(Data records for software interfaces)
※ ※ ※
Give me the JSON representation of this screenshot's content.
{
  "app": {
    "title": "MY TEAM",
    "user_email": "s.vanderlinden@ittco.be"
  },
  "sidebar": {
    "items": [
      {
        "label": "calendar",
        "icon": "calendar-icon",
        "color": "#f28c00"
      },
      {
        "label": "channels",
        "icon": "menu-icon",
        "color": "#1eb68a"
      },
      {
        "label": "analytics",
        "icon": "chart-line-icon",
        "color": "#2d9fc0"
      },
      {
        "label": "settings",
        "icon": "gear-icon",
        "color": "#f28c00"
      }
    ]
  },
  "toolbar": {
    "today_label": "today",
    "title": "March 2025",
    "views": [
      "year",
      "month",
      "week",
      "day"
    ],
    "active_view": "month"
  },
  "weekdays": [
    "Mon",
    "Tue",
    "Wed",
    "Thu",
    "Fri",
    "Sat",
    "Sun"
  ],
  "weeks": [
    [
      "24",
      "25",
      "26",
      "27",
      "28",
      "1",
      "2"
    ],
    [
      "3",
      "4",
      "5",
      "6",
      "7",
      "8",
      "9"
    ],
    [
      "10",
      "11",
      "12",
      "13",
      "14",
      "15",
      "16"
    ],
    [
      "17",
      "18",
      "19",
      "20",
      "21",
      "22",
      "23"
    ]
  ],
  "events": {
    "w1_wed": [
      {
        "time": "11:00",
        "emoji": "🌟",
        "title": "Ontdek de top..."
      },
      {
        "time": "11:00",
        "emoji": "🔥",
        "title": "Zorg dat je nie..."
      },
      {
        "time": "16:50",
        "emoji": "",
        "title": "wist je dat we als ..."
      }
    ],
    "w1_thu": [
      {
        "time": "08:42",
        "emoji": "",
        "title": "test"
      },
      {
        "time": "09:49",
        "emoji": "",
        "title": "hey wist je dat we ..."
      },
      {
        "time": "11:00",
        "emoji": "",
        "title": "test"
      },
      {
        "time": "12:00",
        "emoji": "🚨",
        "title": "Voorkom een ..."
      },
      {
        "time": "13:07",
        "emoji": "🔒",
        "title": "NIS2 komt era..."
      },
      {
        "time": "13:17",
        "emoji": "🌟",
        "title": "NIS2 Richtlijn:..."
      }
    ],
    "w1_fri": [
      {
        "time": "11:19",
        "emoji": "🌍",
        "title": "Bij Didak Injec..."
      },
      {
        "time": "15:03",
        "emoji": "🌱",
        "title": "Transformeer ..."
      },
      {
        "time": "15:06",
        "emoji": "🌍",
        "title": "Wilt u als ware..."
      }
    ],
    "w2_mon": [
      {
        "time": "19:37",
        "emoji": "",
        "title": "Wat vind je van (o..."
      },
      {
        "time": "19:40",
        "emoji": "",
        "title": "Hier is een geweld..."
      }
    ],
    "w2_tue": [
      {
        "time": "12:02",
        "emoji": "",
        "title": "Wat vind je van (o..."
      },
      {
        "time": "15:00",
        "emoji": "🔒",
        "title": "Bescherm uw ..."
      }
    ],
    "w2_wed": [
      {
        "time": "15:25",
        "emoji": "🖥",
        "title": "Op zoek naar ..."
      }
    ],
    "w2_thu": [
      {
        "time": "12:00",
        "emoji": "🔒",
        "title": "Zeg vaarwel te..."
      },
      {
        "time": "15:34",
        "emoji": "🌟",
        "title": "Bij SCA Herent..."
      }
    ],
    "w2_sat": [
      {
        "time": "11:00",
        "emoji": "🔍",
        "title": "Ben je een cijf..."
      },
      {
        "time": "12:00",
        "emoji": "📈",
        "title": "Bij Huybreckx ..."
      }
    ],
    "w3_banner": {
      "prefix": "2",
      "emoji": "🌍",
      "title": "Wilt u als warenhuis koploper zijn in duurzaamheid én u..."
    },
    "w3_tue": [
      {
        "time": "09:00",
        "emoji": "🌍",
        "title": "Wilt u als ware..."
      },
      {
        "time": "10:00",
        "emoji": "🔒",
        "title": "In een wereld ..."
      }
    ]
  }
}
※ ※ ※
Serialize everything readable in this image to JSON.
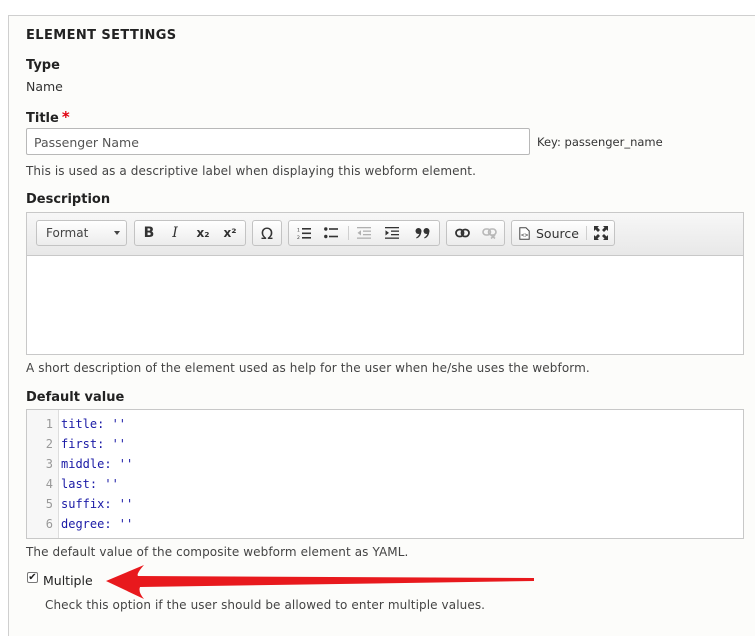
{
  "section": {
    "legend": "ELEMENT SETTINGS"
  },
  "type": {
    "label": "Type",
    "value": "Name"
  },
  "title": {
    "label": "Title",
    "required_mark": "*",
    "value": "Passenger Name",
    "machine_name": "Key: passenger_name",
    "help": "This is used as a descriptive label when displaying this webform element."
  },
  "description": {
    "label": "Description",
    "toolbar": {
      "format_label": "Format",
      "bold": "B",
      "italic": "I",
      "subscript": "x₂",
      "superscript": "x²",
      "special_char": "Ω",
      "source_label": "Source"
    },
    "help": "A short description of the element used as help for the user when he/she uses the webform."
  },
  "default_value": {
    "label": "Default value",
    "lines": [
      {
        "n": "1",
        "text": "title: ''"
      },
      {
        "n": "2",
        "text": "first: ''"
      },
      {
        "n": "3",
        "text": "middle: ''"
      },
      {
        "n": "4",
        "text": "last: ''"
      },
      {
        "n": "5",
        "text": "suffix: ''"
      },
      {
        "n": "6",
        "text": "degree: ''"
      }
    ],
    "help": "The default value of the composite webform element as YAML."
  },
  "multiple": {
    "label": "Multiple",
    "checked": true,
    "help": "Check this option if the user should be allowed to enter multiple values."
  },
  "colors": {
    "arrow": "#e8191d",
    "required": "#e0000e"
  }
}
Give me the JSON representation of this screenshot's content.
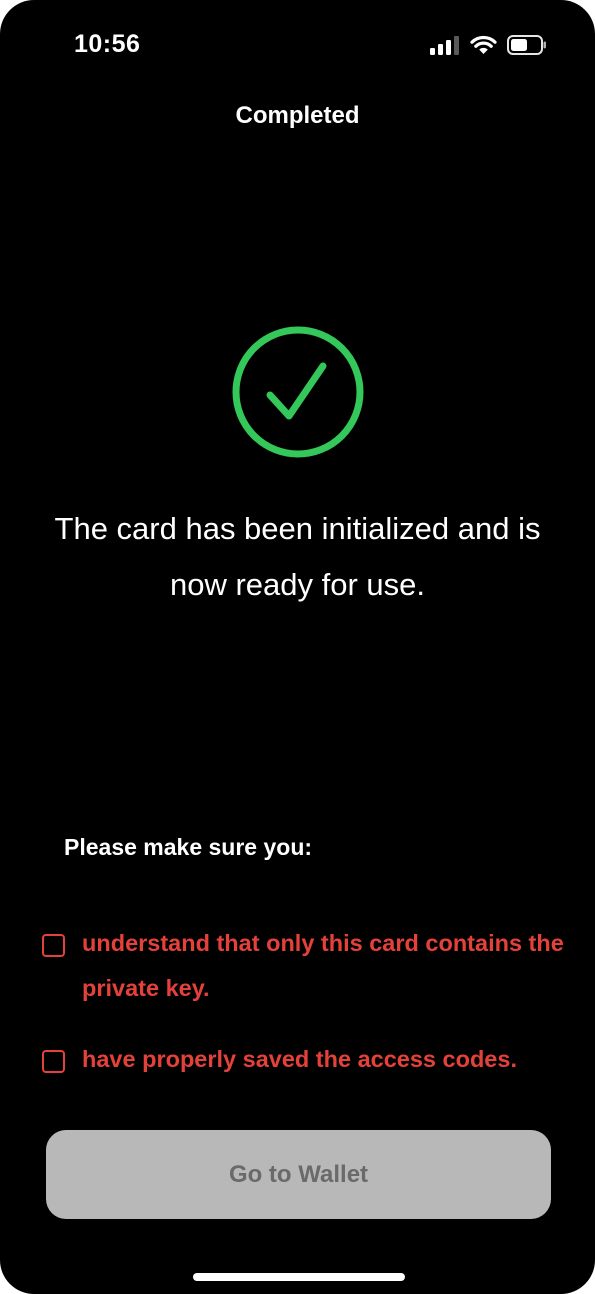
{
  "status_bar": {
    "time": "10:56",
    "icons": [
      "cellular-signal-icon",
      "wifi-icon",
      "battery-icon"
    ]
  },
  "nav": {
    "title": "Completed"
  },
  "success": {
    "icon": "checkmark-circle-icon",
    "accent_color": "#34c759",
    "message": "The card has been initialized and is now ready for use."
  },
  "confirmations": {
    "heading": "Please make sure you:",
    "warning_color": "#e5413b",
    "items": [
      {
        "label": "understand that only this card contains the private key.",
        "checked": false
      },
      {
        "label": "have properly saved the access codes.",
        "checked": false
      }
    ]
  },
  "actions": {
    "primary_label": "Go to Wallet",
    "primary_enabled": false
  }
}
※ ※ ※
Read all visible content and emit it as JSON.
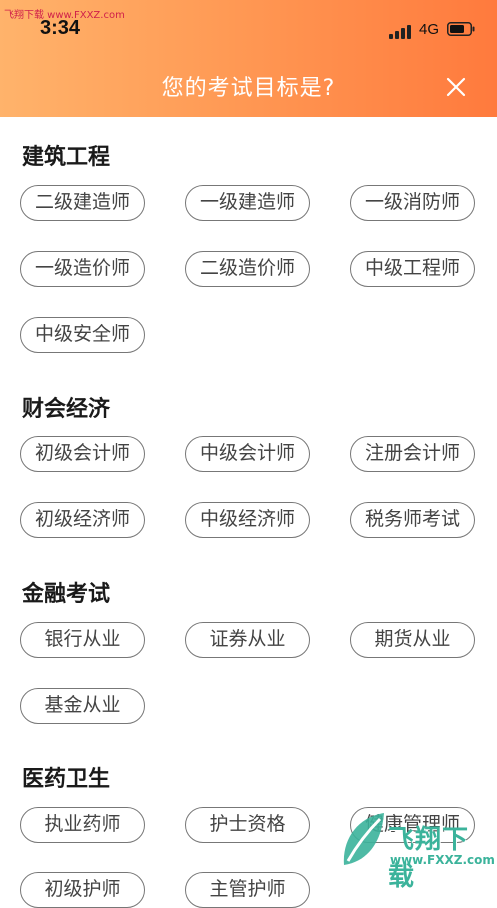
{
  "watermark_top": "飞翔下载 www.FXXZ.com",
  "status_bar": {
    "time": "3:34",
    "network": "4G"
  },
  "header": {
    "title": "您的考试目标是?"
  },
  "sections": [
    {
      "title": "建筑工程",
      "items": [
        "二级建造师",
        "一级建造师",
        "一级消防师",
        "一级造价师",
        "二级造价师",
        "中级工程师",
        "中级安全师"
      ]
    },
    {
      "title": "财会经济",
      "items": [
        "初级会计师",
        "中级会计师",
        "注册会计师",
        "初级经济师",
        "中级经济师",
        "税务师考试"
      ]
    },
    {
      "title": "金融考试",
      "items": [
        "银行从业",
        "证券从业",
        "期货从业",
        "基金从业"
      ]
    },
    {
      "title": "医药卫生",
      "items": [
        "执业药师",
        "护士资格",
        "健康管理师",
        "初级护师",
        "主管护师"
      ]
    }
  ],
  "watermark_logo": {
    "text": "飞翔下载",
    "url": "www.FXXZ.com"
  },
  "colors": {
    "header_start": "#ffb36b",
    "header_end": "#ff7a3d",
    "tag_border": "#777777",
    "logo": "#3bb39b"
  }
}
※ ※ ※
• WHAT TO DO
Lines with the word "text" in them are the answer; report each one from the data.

• EXPECTED ANSWER
        "text": "title: ''"
        "text": "first: ''"
        "text": "middle: ''"
        "text": "last: ''"
        "text": "suffix: ''"
        "text": "degree: ''"
    "text": "飞翔下载",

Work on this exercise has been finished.